As of April 27, Clearwater appraisal firm Clarizo & Associates was valuing the Sunbay property at $690,000. The Hoffman property was appraised at $455,000 as of May 19.
Mayor Chris Alahouzos said there is a "big difference" in what the Clarizo appraisal says the motel is worth and what owner Peter Fanoudis is asking.
"We have very different views on what it's worth," Commissioner David Banther said.
LeCouris told commissioners he hopes to have a mediated deal for them to consider as the CRA board in October.
"I'm hoping that regardless of what happens, we can stay out of court," Banther said.
Commissioner Rea Sieber has voiced reservations about the CRA buying the Sunbay Motel from the beginning.
"I've been concerned about the money we're spending," Sieber said, citing the $12,500 in CRA money already spent on attorney's fees.
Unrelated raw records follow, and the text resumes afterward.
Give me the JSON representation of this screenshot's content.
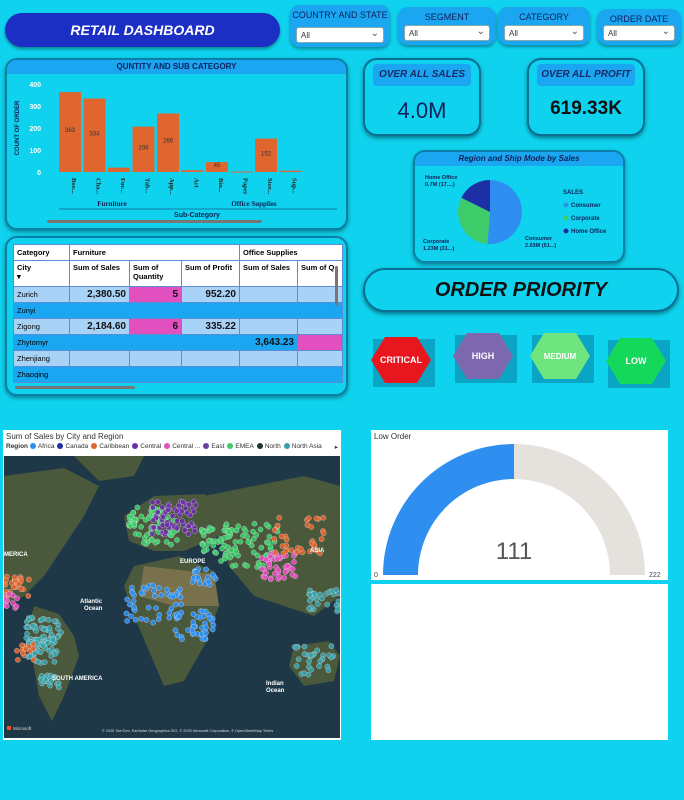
{
  "header": {
    "title": "RETAIL DASHBOARD"
  },
  "slicers": [
    {
      "label": "COUNTRY AND STATE",
      "value": "All"
    },
    {
      "label": "SEGMENT",
      "value": "All"
    },
    {
      "label": "CATEGORY",
      "value": "All"
    },
    {
      "label": "ORDER DATE",
      "value": "All"
    }
  ],
  "bar_chart": {
    "title": "QUNTITY AND SUB CATEGORY",
    "ylabel": "COUNT OF ORDER",
    "xlabel": "Sub-Category",
    "groups": [
      "Furniture",
      "Office Supplies"
    ],
    "ticks": [
      "400",
      "300",
      "200",
      "100",
      "0"
    ]
  },
  "chart_data": [
    {
      "type": "bar",
      "title": "QUNTITY AND SUB CATEGORY",
      "xlabel": "Sub-Category",
      "ylabel": "COUNT OF ORDER",
      "ylim": [
        0,
        400
      ],
      "categories": [
        "Boo...",
        "Cha...",
        "Fur...",
        "Tab...",
        "App...",
        "Art",
        "Bin...",
        "Paper",
        "Stor...",
        "Sup..."
      ],
      "values": [
        363,
        334,
        20,
        206,
        266,
        8,
        45,
        2,
        152,
        6
      ],
      "labels": [
        "363",
        "334",
        "",
        "206",
        "266",
        "",
        "45",
        "",
        "152",
        ""
      ],
      "color": "#e0652f"
    },
    {
      "type": "pie",
      "title": "Region and Ship Mode by Sales",
      "legend_title": "SALES",
      "categories": [
        "Consumer",
        "Corporate",
        "Home Office"
      ],
      "values": [
        2.03,
        1.23,
        0.7
      ],
      "colors": [
        "#2e8ff0",
        "#3ecb6a",
        "#1d2fa5"
      ],
      "labels": [
        "Consumer 2.03M (51...)",
        "Corporate 1.23M (31...)",
        "Home Office 0.7M (17....)"
      ]
    },
    {
      "type": "gauge",
      "title": "Low Order",
      "value": 111,
      "min": 0,
      "max": 222,
      "colors": [
        "#2e8ff0",
        "#e5e1dd"
      ]
    }
  ],
  "kpis": {
    "sales": {
      "title": "OVER ALL  SALES",
      "value": "4.0M"
    },
    "profit": {
      "title": "OVER ALL PROFIT",
      "value": "619.33K"
    }
  },
  "pie": {
    "title": "Region and Ship Mode by Sales",
    "legend_title": "SALES",
    "legend": [
      "Consumer",
      "Corporate",
      "Home Office"
    ],
    "labels": {
      "home_office": "Home Office\n0.7M (17....)",
      "home_office_1": "Home Office",
      "home_office_2": "0.7M (17....)",
      "corporate_1": "Corporate",
      "corporate_2": "1.23M (31...)",
      "consumer_1": "Consumer",
      "consumer_2": "2.03M (51...)"
    }
  },
  "table": {
    "header_row": {
      "category": "Category",
      "furniture": "Furniture",
      "office": "Office Supplies"
    },
    "columns": [
      "City",
      "Sum of Sales",
      "Sum of Quantity",
      "Sum of Profit",
      "Sum of Sales",
      "Sum of Q"
    ],
    "rows": [
      {
        "city": "Zurich",
        "sales": "2,380.50",
        "qty": "5",
        "profit": "952.20",
        "sales2": "",
        "q2": ""
      },
      {
        "city": "Zunyi",
        "sales": "",
        "qty": "",
        "profit": "",
        "sales2": "",
        "q2": ""
      },
      {
        "city": "Zigong",
        "sales": "2,184.60",
        "qty": "6",
        "profit": "335.22",
        "sales2": "",
        "q2": ""
      },
      {
        "city": "Zhytomyr",
        "sales": "",
        "qty": "",
        "profit": "",
        "sales2": "3,643.23",
        "q2": ""
      },
      {
        "city": "Zhenjiang",
        "sales": "",
        "qty": "",
        "profit": "",
        "sales2": "",
        "q2": ""
      },
      {
        "city": "Zhaoqing",
        "sales": "",
        "qty": "",
        "profit": "",
        "sales2": "",
        "q2": ""
      }
    ]
  },
  "order_priority": {
    "title": "ORDER PRIORITY",
    "buttons": [
      {
        "label": "CRITICAL",
        "color": "#e8171f"
      },
      {
        "label": "HIGH",
        "color": "#7d68ad"
      },
      {
        "label": "MEDIUM",
        "color": "#6fe57f"
      },
      {
        "label": "LOW",
        "color": "#13d85a"
      }
    ]
  },
  "map": {
    "title": "Sum of Sales by City and Region",
    "legend_label": "Region",
    "regions": [
      {
        "name": "Africa",
        "color": "#2e8ff0"
      },
      {
        "name": "Canada",
        "color": "#1d2fa5"
      },
      {
        "name": "Caribbean",
        "color": "#e0652f"
      },
      {
        "name": "Central",
        "color": "#6b2fa5"
      },
      {
        "name": "Central ...",
        "color": "#e24fbe"
      },
      {
        "name": "East",
        "color": "#6b3fa0"
      },
      {
        "name": "EMEA",
        "color": "#3ecb6a"
      },
      {
        "name": "North",
        "color": "#1b3a2a"
      },
      {
        "name": "North Asia",
        "color": "#3aa0a8"
      }
    ],
    "places": {
      "america": "MERICA",
      "europe": "EUROPE",
      "asia": "ASIA",
      "atlantic": "Atlantic\nOcean",
      "atlantic_1": "Atlantic",
      "atlantic_2": "Ocean",
      "indian_1": "Indian",
      "indian_2": "Ocean",
      "south_america": "SOUTH AMERICA"
    },
    "attribution": "© 2025 TomTom, Earthstar Geographics SIO, © 2025 Microsoft Corporation, © OpenStreetMap  Terms",
    "brand": "Microsoft"
  },
  "gauge": {
    "title": "Low Order",
    "value": "111",
    "min": "0",
    "max": "222"
  }
}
The CRA could have used that money to help downtown businesses instead, she said.
Sieber said she would prefer to see a private developer buy the motel property because the city doesn't have the money.
Former Commissioner Peter Dalacos called the city's efforts to buy the Sunbay property "ridiculous." When acting as the CRA board, Dalacos noted, the City Commission does not have to abide by the requirement in the city charter that voters approve city purchases of more than $200,000 in a referendum.
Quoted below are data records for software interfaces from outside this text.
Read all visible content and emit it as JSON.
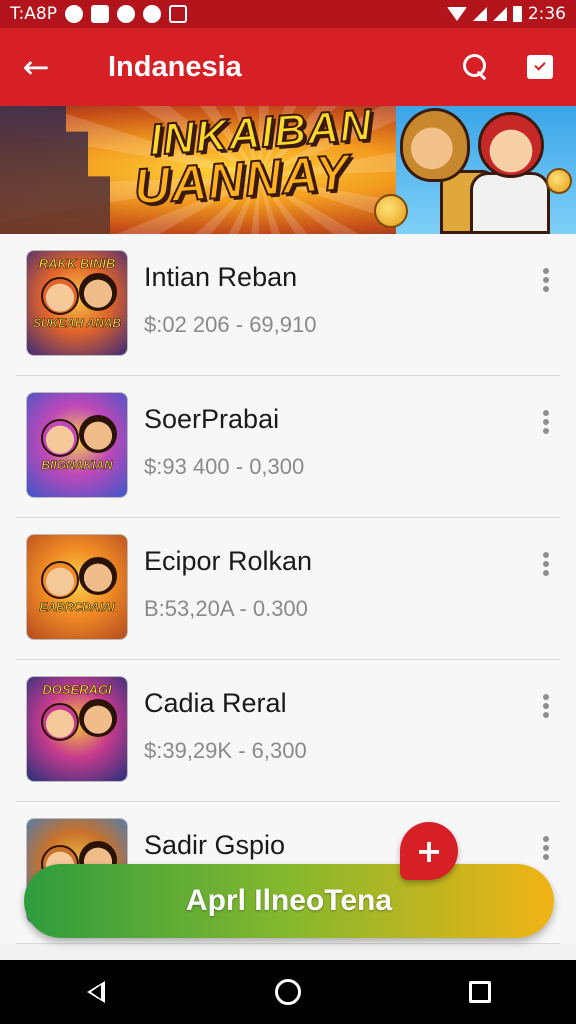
{
  "status_bar": {
    "left_text": "T:A8P",
    "icons": [
      "notification-icon",
      "message-icon",
      "play-icon",
      "gear-icon",
      "image-icon"
    ],
    "time": "2:36"
  },
  "app_bar": {
    "title": "Indanesia",
    "back_icon": "arrow-left-icon",
    "search_icon": "search-icon",
    "calendar_icon": "calendar-check-icon"
  },
  "banner": {
    "line1": "INKAIBAN",
    "line2": "UANNAY"
  },
  "items": [
    {
      "title": "Intian Reban",
      "subtitle": "$:02 206 - 69,910",
      "thumb_top": "RAKK BINIB",
      "thumb_mid": "SUKEAH ANAB",
      "colors": [
        "#3d2a7a",
        "#e1642a",
        "#f7c84a"
      ]
    },
    {
      "title": "SoerPrabai",
      "subtitle": "$:93 400 - 0,300",
      "thumb_top": "",
      "thumb_mid": "BIIGNAKIAN",
      "colors": [
        "#3c57c9",
        "#c048b8",
        "#f5d04a"
      ]
    },
    {
      "title": "Ecipor Rolkan",
      "subtitle": "B:53,20A - 0.300",
      "thumb_top": "",
      "thumb_mid": "EABRCDAIAI",
      "colors": [
        "#b34a1e",
        "#f08b26",
        "#ffd24a"
      ]
    },
    {
      "title": "Cadia Reral",
      "subtitle": "$:39,29K - 6,300",
      "thumb_top": "DOSERAGI",
      "thumb_mid": "",
      "colors": [
        "#26327a",
        "#c73a8e",
        "#f7c53a"
      ]
    },
    {
      "title": "Sadir Gspio",
      "subtitle": "",
      "thumb_top": "",
      "thumb_mid": "",
      "colors": [
        "#3b7fc4",
        "#c9722a",
        "#f2c24a"
      ]
    }
  ],
  "fab": {
    "label": "+"
  },
  "cta": {
    "label": "Aprl IlneoTena"
  },
  "nav": {
    "back": "nav-back-icon",
    "home": "nav-home-icon",
    "recent": "nav-recents-icon"
  },
  "colors": {
    "primary": "#d71f26",
    "status_bar": "#b3141c",
    "cta_start": "#2e9c3e",
    "cta_end": "#f1b316"
  }
}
Residents "won't have the opportunity to have a say," Dalacos said.
"Are we going to turn around every time someone gets shot and hurt, and buy up that piece of property?" Dalacos asked, referring to a 2016 incident in which, according to authorities, one Sunbay resident fatally shot another.
The shooting death and a history of drug arrests and related crimes at the motel spurred the city's efforts to buy the Sunbay. The city has considered a plan to raze the motel and turn the property and the adjacent Hoffman land into a passive city park overlooking Spring Bayou.
Jim Kolianos, another former city commissioner, said efforts by police and code officials have improved the situation but the city still needs to buy the property because it can't keep it under constant surveillance.
Kolianos told commissioners they had been elected "to do the right thing."